The passing of veteran Middle East correspondent Robert Fisk this week prompted a mixed reaction from the public. Some celebrated Fisk’s award-winning career and varied life, while others saw him as an orientalist who ended his career as an apologist for Bashar al-Assad and the rest of the anti-Western dictator club.
Fisk, who died aged 74, had acquired his fame covering the thorny and often dangerous politics of the Middle East, a career that led him to rub elbows with a range of leaders and often dictators of the region, ranging from Syrian President Hafez al-Assad to al-Qaeda leader, the notorious Osama Bin Laden. For the Lebanese in particular, Fisk was someone who had covered the 15 years of their civil war (1975-1990) and was one of the first to uncover and publicize the Sabra and Shatila Palestinian camp massacres that were carried out during the Israeli invasion of 1982.
As a young boy growing up in West Beirut during the last stretch of the Lebanese civil war, I read Fisk’s book “Pity the Nation” passionately, his work helping to direct my interest onto the field of Lebanese history and the civil war specifically. Yet my childhood fascination with Fisk would soon fade as he lost his glitter, revealing a journalist whose reporting became influenced by his anti-Western and anti-American beliefs.

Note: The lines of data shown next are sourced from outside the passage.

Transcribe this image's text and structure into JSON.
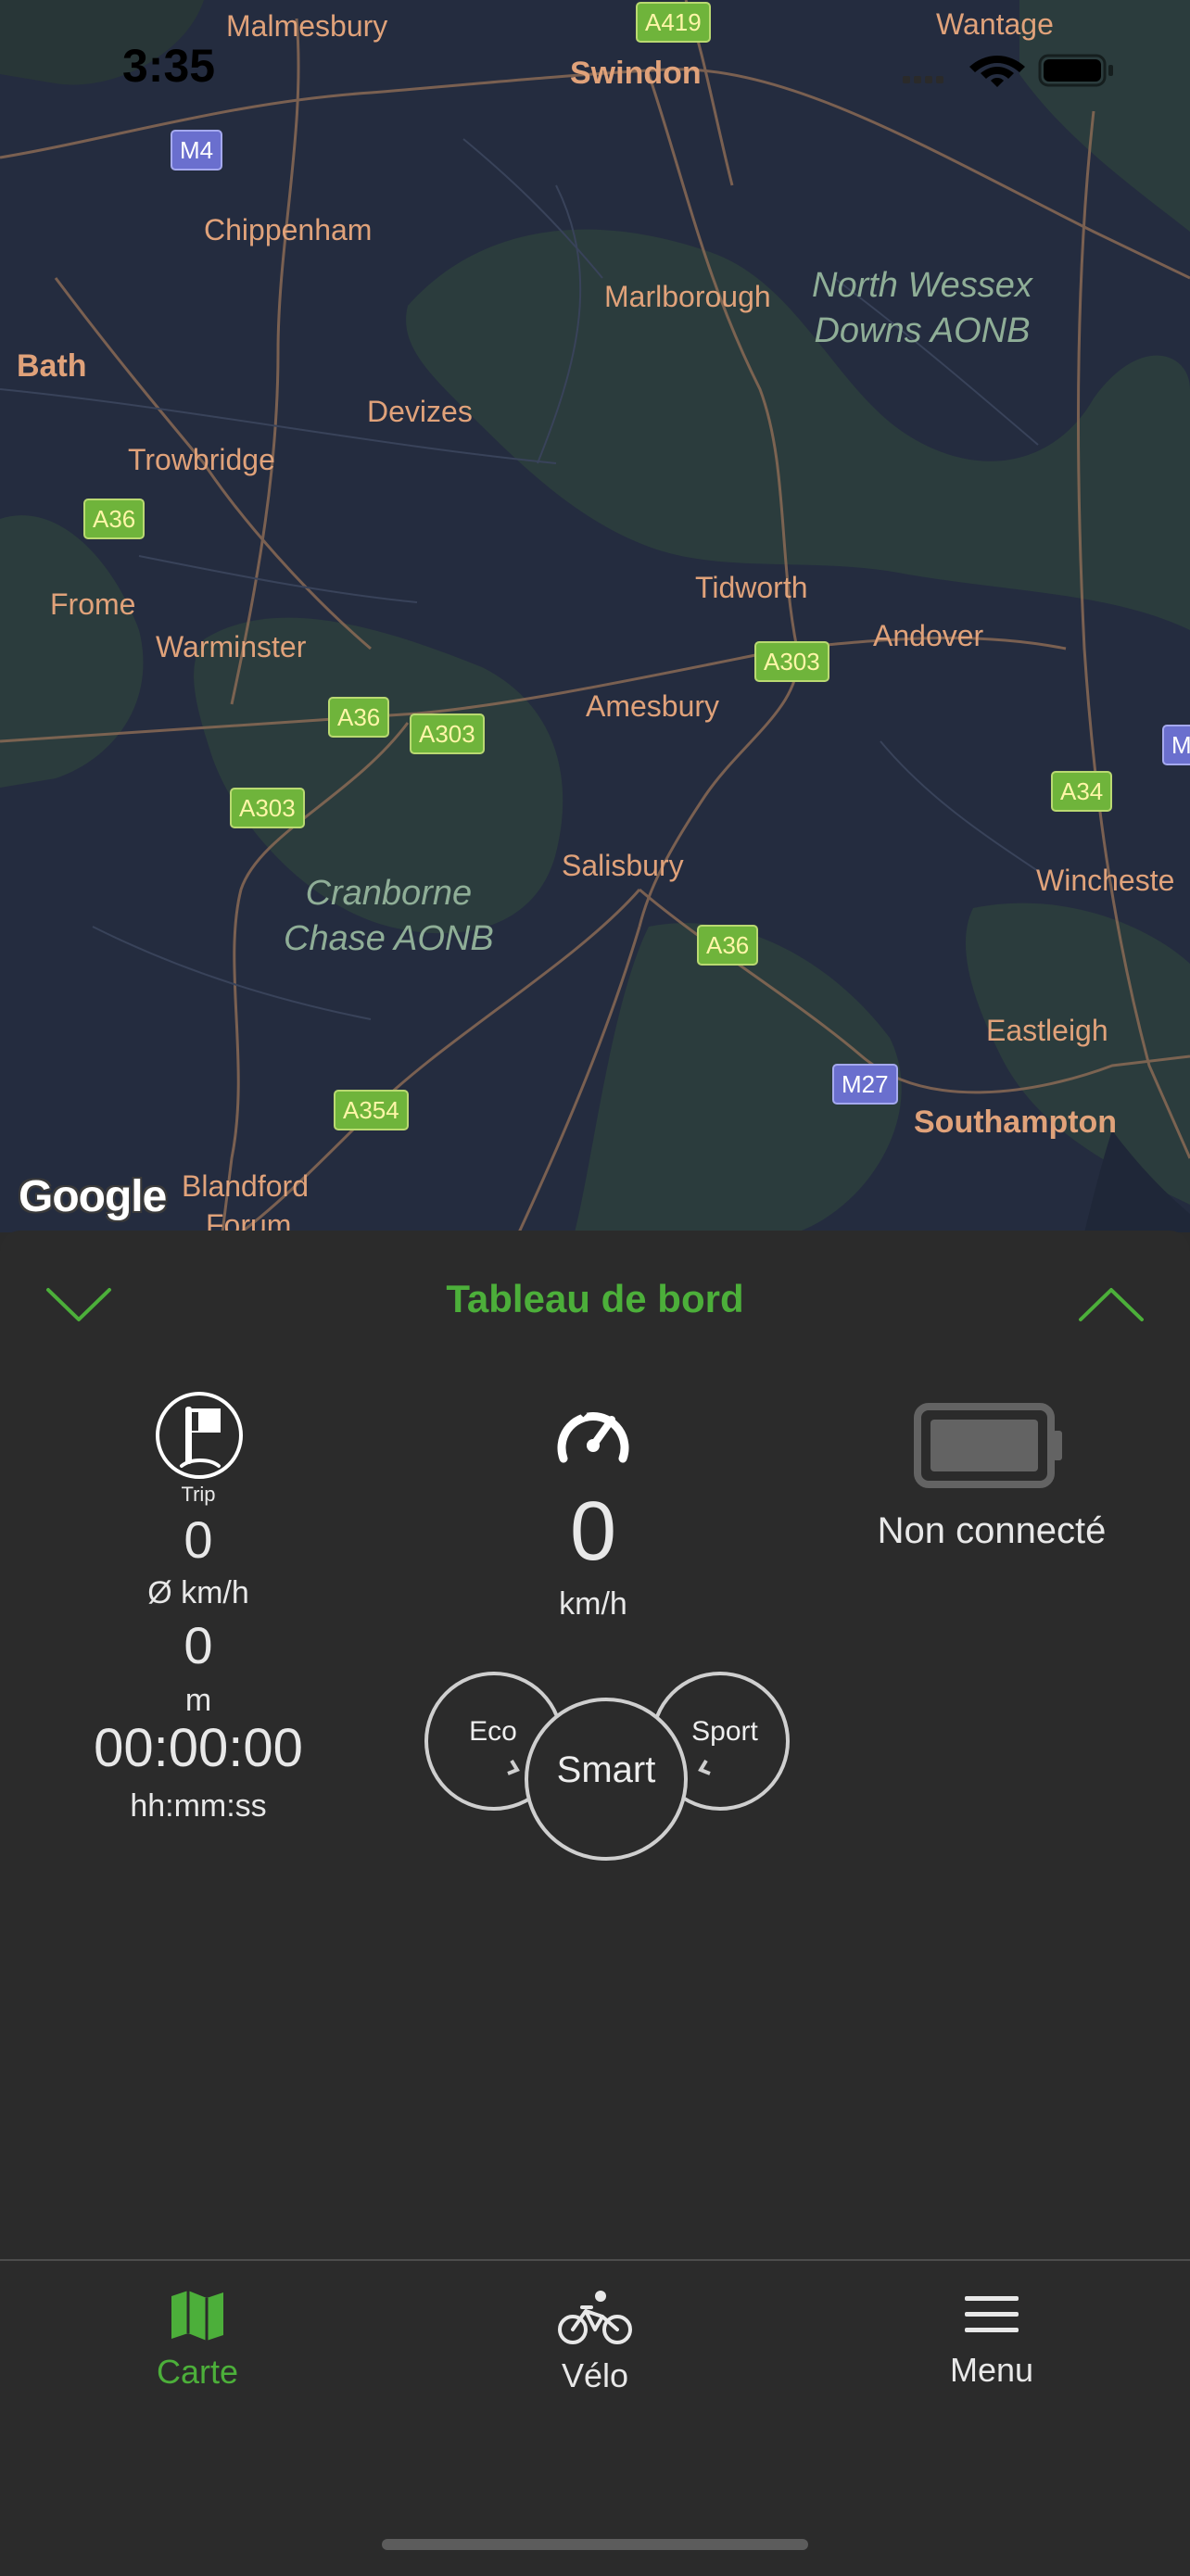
{
  "status_bar": {
    "time": "3:35"
  },
  "map": {
    "places": {
      "malmesbury": "Malmesbury",
      "swindon": "Swindon",
      "wantage": "Wantage",
      "chippenham": "Chippenham",
      "marlborough": "Marlborough",
      "bath": "Bath",
      "devizes": "Devizes",
      "trowbridge": "Trowbridge",
      "frome": "Frome",
      "warminster": "Warminster",
      "tidworth": "Tidworth",
      "andover": "Andover",
      "amesbury": "Amesbury",
      "salisbury": "Salisbury",
      "winchester": "Wincheste",
      "eastleigh": "Eastleigh",
      "southampton": "Southampton",
      "blandford": "Blandford",
      "forum": "Forum"
    },
    "areas": {
      "north_wessex": "North Wessex\nDowns AONB",
      "cranborne": "Cranborne\nChase AONB"
    },
    "shields": {
      "a419": "A419",
      "m4": "M4",
      "a36_1": "A36",
      "a36_2": "A36",
      "a303_1": "A303",
      "a303_2": "A303",
      "a303_3": "A303",
      "a36_3": "A36",
      "a34": "A34",
      "m_edge": "M",
      "a354": "A354",
      "m27": "M27"
    },
    "attribution": "Google"
  },
  "dashboard": {
    "title": "Tableau de bord",
    "trip": {
      "icon_label": "Trip",
      "avg_speed": "0",
      "avg_speed_unit": "Ø km/h",
      "distance": "0",
      "distance_unit": "m",
      "duration": "00:00:00",
      "duration_unit": "hh:mm:ss"
    },
    "speed": {
      "value": "0",
      "unit": "km/h"
    },
    "battery": {
      "status": "Non connecté"
    },
    "modes": {
      "eco": "Eco",
      "smart": "Smart",
      "sport": "Sport",
      "selected": "Smart"
    }
  },
  "tabbar": {
    "tabs": [
      {
        "label": "Carte",
        "icon": "map-icon",
        "active": true
      },
      {
        "label": "Vélo",
        "icon": "bike-icon",
        "active": false
      },
      {
        "label": "Menu",
        "icon": "hamburger-icon",
        "active": false
      }
    ],
    "active_color": "#4caf3a",
    "inactive_color": "#e8e8e8"
  }
}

One of Fisk’s major lapses was his overreliance on his Shiite driver “Abed,” his Druze landlord, and his Muslim grocer, whose daily conversations informed Fisk’s understanding of the region. It was appealing to the Western audience, but it was nothing short of reductionist orientalism at best. While his informants are indeed entrenched in the local politics of the country, a mere conversation with them over coffee does not constitute basis for generalization, but rather is a sign of laziness, which Fisk tended to exhibit at the end of his career.

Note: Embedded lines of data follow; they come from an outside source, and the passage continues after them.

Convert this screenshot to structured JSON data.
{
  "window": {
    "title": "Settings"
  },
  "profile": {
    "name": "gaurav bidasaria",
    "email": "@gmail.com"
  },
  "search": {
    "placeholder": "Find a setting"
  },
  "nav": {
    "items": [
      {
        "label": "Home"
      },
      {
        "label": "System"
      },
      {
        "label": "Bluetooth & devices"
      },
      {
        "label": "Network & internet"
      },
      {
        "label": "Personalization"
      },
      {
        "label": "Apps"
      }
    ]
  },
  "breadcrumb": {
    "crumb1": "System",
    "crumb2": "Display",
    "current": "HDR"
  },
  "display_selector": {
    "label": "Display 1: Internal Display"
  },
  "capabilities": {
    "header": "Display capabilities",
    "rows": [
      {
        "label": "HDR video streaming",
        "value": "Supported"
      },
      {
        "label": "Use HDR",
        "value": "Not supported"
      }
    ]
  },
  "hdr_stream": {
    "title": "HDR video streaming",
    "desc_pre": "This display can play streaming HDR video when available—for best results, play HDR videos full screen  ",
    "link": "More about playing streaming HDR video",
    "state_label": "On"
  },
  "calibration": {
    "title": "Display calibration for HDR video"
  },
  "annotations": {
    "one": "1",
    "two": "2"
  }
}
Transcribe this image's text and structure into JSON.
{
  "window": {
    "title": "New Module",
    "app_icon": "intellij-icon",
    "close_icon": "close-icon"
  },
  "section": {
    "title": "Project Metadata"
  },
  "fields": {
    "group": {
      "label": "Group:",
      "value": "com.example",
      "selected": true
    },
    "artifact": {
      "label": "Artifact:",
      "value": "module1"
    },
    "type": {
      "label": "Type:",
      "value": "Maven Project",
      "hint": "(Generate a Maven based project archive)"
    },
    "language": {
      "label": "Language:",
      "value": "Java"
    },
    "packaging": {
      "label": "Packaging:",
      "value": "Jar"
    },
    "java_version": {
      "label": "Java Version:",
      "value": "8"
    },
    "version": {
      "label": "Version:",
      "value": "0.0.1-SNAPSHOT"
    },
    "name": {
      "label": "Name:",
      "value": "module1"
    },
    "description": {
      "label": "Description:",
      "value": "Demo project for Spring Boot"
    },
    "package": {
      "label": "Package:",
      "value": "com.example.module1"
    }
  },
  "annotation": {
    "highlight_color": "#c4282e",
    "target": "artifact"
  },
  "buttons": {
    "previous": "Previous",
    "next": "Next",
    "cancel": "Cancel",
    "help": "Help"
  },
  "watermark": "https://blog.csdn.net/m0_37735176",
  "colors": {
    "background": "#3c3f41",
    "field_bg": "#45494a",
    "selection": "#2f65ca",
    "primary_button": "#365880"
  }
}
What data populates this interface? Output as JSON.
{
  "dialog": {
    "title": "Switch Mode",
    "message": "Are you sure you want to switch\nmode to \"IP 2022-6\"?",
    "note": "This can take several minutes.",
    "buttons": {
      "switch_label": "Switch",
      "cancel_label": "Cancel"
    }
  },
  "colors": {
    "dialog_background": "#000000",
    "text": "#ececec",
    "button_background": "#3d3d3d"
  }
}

While Fisk initially reported from the frontlines of conflict in Belfast, Sarajevo, Beirut and Baghdad, in his later career he was allowed by his editors to cover the region without leaving the luxury of his seafront apartment on the Beirut corniche, a few meters from the American University of Beirut. A suicide attack in a market in Baghdad cannot be covered by a correspondent living thousands of miles away, even if this journalist has four decades of experience.
This poor judgment by editors is perhaps permissible, but Fisk’s work has deeper problems.

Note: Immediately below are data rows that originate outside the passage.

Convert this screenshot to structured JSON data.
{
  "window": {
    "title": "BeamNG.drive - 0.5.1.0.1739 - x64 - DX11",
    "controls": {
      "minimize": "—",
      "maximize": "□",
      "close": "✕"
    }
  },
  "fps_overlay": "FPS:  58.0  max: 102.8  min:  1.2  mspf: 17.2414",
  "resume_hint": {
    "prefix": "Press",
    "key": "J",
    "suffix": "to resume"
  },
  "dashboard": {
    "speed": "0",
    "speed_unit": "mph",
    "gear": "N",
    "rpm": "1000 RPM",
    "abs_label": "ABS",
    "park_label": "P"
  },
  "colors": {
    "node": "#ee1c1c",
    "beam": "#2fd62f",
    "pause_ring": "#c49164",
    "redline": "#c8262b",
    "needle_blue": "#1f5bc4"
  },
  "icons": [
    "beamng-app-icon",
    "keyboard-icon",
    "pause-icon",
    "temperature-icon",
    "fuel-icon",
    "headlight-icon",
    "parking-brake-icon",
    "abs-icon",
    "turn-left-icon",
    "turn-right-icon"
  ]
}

Fisk became an ardent defender of psychopathic dictators like Saddam Hussein, and produced excuses to keep him and his comrades in power. While his rejection of the US invasion of Iraq was logical, especially considering his background, he went beyond and became an advocate for archaic authoritarian regimes.
This was true toward the end of his career when Fisk was accused of being an apologist for the murderous regime of Bashar al-Assad in Syria. Fisk insisted that the opposition to Assad were all Islamists who were not a suitable alternative to the secular Baathist regime. Fisk accepted an invitation to embed with Assad’s forces as they were joined by Iranian and Russian troops and leveled and decimated – rather than “liberated” – a number of Syrian cities from their inhabitants.
Fisk, just like some of the genocide deniers in Cambodia in the 1970, maintained that the Assad regime did not use chemical weapons to attack civilians, and famously presented the Douma attack, a chlorine gas attack that killed around 70 people, as an attempt by the Islamist rebels to frame Assad. The fact-checking website Snopes analyzed his reporting on Douma and found that Fisk’s claims that he didn’t speak to anyone who had experienced the gas attack did not match up with other crews on the tour who did.
If Fisk wished to deny the death of thousands of innocent Syrians, he could have at least clearly acknowledged, or at least written on article on the death of over 139 journalists who were killed in Syria, including Marie Colvin who was killed in Syria by regime forces while covering the attack on Homs.
Although Fisk was exposed over Douma and other similar unethical acts, he was allowed to continue his charade and lecture the people of the region over the futility of their attempts to overthrow the ruling establishments.
Fisk will surely be missed by those who respected him as they will continue to quote his works as absolute truth in support of their demagoguery.
In reality, however, Robert Fisk was not a real friend of the Arabs and the Muslim World, and he leaves behind a mixed legacy. While his early works continue to be admired, the impression of Fisk will be tarnished. Where he once was on the front lines reporting the world’s biggest stories, toward the end of his career he retreated to the comfort of his apartment and opted instead to defend the Middle East’s many fiends and demons.
Makram Rabah is a lecturer at the American University of Beirut, Department of History. His forthcoming book Conflict on Mount Lebanon: The Druze, the Maronites and Collective Memory (Edinburgh University Press) covers collective identities and the Lebanese Civil War.